Dr Jigme (also know as Jixian Jia) heads the Youthok Tibetan Medical Clinic on the second floor of a building on the khora itself. A large bright room with four windows overlooking the stupa houses six hospital beds, where several elderly patients are getting IV drips. Acupuncture needles are also applied regularly, including by his wife and three assisting amchi in white lab coats. Dr Jigme got his Rabjampa college degree at Qinghai University Medical School, which included an internship in the large integrative hospital nearby. The consultation and dispensing room also has an altar with offerings, thangkas and photographs of important Buddhist teachers, which includes a picture of his young son, who was recognised as a reincarnation of Druptop Rinpoche. Dr Jigme prefers medicines imported from Tibet, because he believes herbs harvested there have higher potency, and since they are manufactured and packaged according to strict GMP procedures.

An amchi family’s old medicine room in Tingmosgang, Ladakh
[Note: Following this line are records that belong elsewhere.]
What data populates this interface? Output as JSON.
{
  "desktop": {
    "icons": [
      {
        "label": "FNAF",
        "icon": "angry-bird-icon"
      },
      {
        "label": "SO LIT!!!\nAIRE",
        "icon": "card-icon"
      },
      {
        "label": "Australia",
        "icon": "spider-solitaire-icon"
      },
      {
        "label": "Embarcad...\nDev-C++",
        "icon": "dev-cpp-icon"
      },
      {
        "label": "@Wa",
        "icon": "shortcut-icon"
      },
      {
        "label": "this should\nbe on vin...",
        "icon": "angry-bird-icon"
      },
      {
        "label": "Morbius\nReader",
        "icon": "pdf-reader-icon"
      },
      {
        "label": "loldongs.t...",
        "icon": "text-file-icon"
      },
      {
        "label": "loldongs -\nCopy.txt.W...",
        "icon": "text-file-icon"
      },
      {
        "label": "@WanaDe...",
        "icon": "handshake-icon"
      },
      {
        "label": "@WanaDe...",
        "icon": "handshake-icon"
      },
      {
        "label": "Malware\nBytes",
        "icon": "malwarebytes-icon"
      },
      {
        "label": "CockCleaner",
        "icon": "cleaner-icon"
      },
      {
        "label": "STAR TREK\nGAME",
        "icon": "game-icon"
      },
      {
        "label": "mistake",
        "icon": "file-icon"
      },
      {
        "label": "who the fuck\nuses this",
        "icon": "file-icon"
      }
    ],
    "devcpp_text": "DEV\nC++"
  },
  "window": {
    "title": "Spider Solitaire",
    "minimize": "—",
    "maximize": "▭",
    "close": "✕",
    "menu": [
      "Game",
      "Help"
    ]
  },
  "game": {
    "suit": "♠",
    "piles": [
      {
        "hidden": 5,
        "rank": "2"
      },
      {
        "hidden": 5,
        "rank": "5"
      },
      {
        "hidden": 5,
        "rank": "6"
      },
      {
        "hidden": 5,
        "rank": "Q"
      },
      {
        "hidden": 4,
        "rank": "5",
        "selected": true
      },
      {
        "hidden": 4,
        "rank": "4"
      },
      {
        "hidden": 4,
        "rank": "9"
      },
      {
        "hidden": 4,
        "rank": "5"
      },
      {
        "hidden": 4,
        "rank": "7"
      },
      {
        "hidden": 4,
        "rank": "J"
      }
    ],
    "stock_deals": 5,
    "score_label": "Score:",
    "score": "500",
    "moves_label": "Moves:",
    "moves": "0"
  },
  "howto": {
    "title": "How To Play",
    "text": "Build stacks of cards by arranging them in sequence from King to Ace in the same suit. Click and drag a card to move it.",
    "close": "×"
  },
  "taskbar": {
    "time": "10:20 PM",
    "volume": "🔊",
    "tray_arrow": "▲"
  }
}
Amchi Tashi Stobgais, who works at the National Research Institute for Sowa Rigpa (NRIS) in Leh, kindly invited us to his parental home in Tingmosgang to spend the weekend early September last year. We reached there in half a day’s drive along the Indus river valley.

Now a quiet village with dotted with apricot orchards, and some homestays and guesthouses for tourists, Tingmosgang is of considerable historical importance as witnessed by the ruins of a 15th-century royal castle, as well as centuries-old monasteries. Amchi Tashi can trace back three generations of amchi in his family before himself, but the family title ‘Lhajenpa’ and ‘Lharjé’ indicate that he probably hails from a line of royally appointed physicians. His father was trained by his grandfather and so on, but Tashi chose to study at Men-Tsee-Khang in Dharamsala.

We were honoured to speak to Tashi’s father, and to visit the old family shrine room where Mémé Yutok – Amchi Tashi’s grandfather, a famous amchi known across the entire Sham Valley, who traveled around on horseback – had installed a special Medicine Buddha statue, and where he passed away in tukdam.

Going through a small door adjacent to the shrine entrance, we were astonished to find the medicine making room (menjor khang) with its many bottles and instruments. Out of use since his father retired, this small room with its wooden floor and three shelves is like a museum full of treasures: a large grinding stone, wooden medicine containers, bottled locally harvested blue gentian flowers, copper and horn cupping implements, minor surgical instruments, leather medicine pouches, and a large medicine bag lined with snow leopard skin!

a large leather medicine bag lined with snow leopard fur, used by Mémé Yuthok, Amchi Tashi’s grandfather